Segment Open

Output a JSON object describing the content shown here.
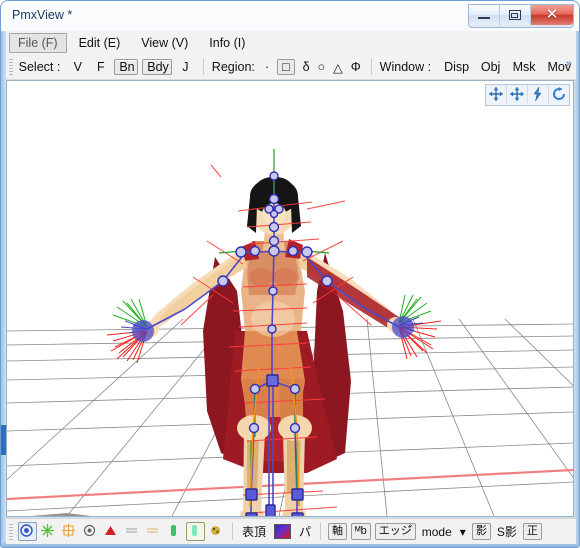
{
  "window": {
    "title": "PmxView *",
    "buttons": {
      "minimize": "minimize-button",
      "maximize": "maximize-button",
      "close": "✕"
    }
  },
  "menubar": {
    "items": [
      {
        "label": "File (F)",
        "active": true
      },
      {
        "label": "Edit (E)",
        "active": false
      },
      {
        "label": "View (V)",
        "active": false
      },
      {
        "label": "Info (I)",
        "active": false
      }
    ]
  },
  "toolbar": {
    "select_label": "Select :",
    "select_buttons": [
      {
        "label": "V",
        "toggled": false
      },
      {
        "label": "F",
        "toggled": false
      },
      {
        "label": "Bn",
        "toggled": true
      },
      {
        "label": "Bdy",
        "toggled": true
      },
      {
        "label": "J",
        "toggled": false
      }
    ],
    "region_label": "Region:",
    "region_symbols": [
      {
        "glyph": "·",
        "boxed": false
      },
      {
        "glyph": "□",
        "boxed": true
      },
      {
        "glyph": "δ",
        "boxed": false
      },
      {
        "glyph": "○",
        "boxed": false
      },
      {
        "glyph": "△",
        "boxed": false
      },
      {
        "glyph": "Φ",
        "boxed": false
      }
    ],
    "window_label": "Window :",
    "window_buttons": [
      "Disp",
      "Obj",
      "Msk",
      "Mov"
    ],
    "overflow": "»"
  },
  "viewport": {
    "gizmos": [
      "pan-gizmo",
      "move-gizmo",
      "zoom-gizmo",
      "rotate-gizmo"
    ],
    "background_color": "#ffffff",
    "grid_color": "#808080",
    "axis_color_x": "#ff6060",
    "axis_color_y": "#20a020",
    "bone_color": "#5a5ad0",
    "ik_color": "#ff3030",
    "shadow_color": "#8a8a8a",
    "model": {
      "skin_color": "#f2d2a8",
      "skin_shade": "#d9a066",
      "dress_color": "#9e1b24",
      "dress_light": "#e08a52",
      "hair_color": "#151515",
      "cape_color": "#a81c26"
    }
  },
  "bottombar": {
    "icons": [
      {
        "name": "vertex-display-icon",
        "framed": true,
        "glyph": "◉",
        "color": "#2b50c8"
      },
      {
        "name": "weight-display-icon",
        "framed": false,
        "glyph": "✳",
        "color": "#57c039"
      },
      {
        "name": "sdef-display-icon",
        "framed": false,
        "glyph": "✸",
        "color": "#e8a33a"
      },
      {
        "name": "point-display-icon",
        "framed": false,
        "glyph": "◉",
        "color": "#666666"
      },
      {
        "name": "face-display-icon",
        "framed": false,
        "glyph": "▲",
        "color": "#d02020"
      },
      {
        "name": "line-display-icon",
        "framed": false,
        "glyph": "≈",
        "color": "#9a9a9a"
      },
      {
        "name": "mesh-display-icon",
        "framed": false,
        "glyph": "≈",
        "color": "#e0b070"
      },
      {
        "name": "bone-display-icon",
        "framed": false,
        "glyph": "▮",
        "color": "#3cc36a"
      },
      {
        "name": "body-display-icon",
        "framed": true,
        "glyph": "▮",
        "color": "#6ee0b0"
      },
      {
        "name": "joint-display-icon",
        "framed": false,
        "glyph": "❁",
        "color": "#c9a227"
      }
    ],
    "label_vertex": "表頂",
    "color_swatch": "material-color-swatch",
    "label_paren": "パ",
    "buttons": [
      {
        "label": "軸",
        "name": "axis-button"
      },
      {
        "label": "ᴹb",
        "name": "mb-button"
      },
      {
        "label": "エッジ゚",
        "name": "edge-button"
      }
    ],
    "mode_label": "mode",
    "mode_caret": "▾",
    "shadow_buttons": [
      {
        "label": "影",
        "name": "shadow-button",
        "framed": true
      },
      {
        "label": "S影",
        "name": "self-shadow-button",
        "framed": false
      },
      {
        "label": "正",
        "name": "ortho-button",
        "framed": true
      }
    ]
  }
}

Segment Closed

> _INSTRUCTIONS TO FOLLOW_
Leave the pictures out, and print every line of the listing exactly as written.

> _REPLY TO THE EXERCISE_
Output a JSON object describing the content shown here.
{
  "window": {
    "title": "PmxView *",
    "buttons": {
      "minimize": "minimize-button",
      "maximize": "maximize-button",
      "close": "✕"
    }
  },
  "menubar": {
    "items": [
      {
        "label": "File (F)",
        "active": true
      },
      {
        "label": "Edit (E)",
        "active": false
      },
      {
        "label": "View (V)",
        "active": false
      },
      {
        "label": "Info (I)",
        "active": false
      }
    ]
  },
  "toolbar": {
    "select_label": "Select :",
    "select_buttons": [
      {
        "label": "V",
        "toggled": false
      },
      {
        "label": "F",
        "toggled": false
      },
      {
        "label": "Bn",
        "toggled": true
      },
      {
        "label": "Bdy",
        "toggled": true
      },
      {
        "label": "J",
        "toggled": false
      }
    ],
    "region_label": "Region:",
    "region_symbols": [
      {
        "glyph": "·",
        "boxed": false
      },
      {
        "glyph": "□",
        "boxed": true
      },
      {
        "glyph": "δ",
        "boxed": false
      },
      {
        "glyph": "○",
        "boxed": false
      },
      {
        "glyph": "△",
        "boxed": false
      },
      {
        "glyph": "Φ",
        "boxed": false
      }
    ],
    "window_label": "Window :",
    "window_buttons": [
      "Disp",
      "Obj",
      "Msk",
      "Mov"
    ],
    "overflow": "»"
  },
  "viewport": {
    "gizmos": [
      "pan-gizmo",
      "move-gizmo",
      "zoom-gizmo",
      "rotate-gizmo"
    ],
    "background_color": "#ffffff",
    "grid_color": "#808080",
    "axis_color_x": "#ff6060",
    "axis_color_y": "#20a020",
    "bone_color": "#5a5ad0",
    "ik_color": "#ff3030",
    "shadow_color": "#8a8a8a",
    "model": {
      "skin_color": "#f2d2a8",
      "skin_shade": "#d9a066",
      "dress_color": "#9e1b24",
      "dress_light": "#e08a52",
      "hair_color": "#151515",
      "cape_color": "#a81c26"
    }
  },
  "bottombar": {
    "icons": [
      {
        "name": "vertex-display-icon",
        "framed": true,
        "glyph": "◉",
        "color": "#2b50c8"
      },
      {
        "name": "weight-display-icon",
        "framed": false,
        "glyph": "✳",
        "color": "#57c039"
      },
      {
        "name": "sdef-display-icon",
        "framed": false,
        "glyph": "✸",
        "color": "#e8a33a"
      },
      {
        "name": "point-display-icon",
        "framed": false,
        "glyph": "◉",
        "color": "#666666"
      },
      {
        "name": "face-display-icon",
        "framed": false,
        "glyph": "▲",
        "color": "#d02020"
      },
      {
        "name": "line-display-icon",
        "framed": false,
        "glyph": "≈",
        "color": "#9a9a9a"
      },
      {
        "name": "mesh-display-icon",
        "framed": false,
        "glyph": "≈",
        "color": "#e0b070"
      },
      {
        "name": "bone-display-icon",
        "framed": false,
        "glyph": "▮",
        "color": "#3cc36a"
      },
      {
        "name": "body-display-icon",
        "framed": true,
        "glyph": "▮",
        "color": "#6ee0b0"
      },
      {
        "name": "joint-display-icon",
        "framed": false,
        "glyph": "❁",
        "color": "#c9a227"
      }
    ],
    "label_vertex": "表頂",
    "color_swatch": "material-color-swatch",
    "label_paren": "パ",
    "buttons": [
      {
        "label": "軸",
        "name": "axis-button"
      },
      {
        "label": "ᴹb",
        "name": "mb-button"
      },
      {
        "label": "エッジ゚",
        "name": "edge-button"
      }
    ],
    "mode_label": "mode",
    "mode_caret": "▾",
    "shadow_buttons": [
      {
        "label": "影",
        "name": "shadow-button",
        "framed": true
      },
      {
        "label": "S影",
        "name": "self-shadow-button",
        "framed": false
      },
      {
        "label": "正",
        "name": "ortho-button",
        "framed": true
      }
    ]
  }
}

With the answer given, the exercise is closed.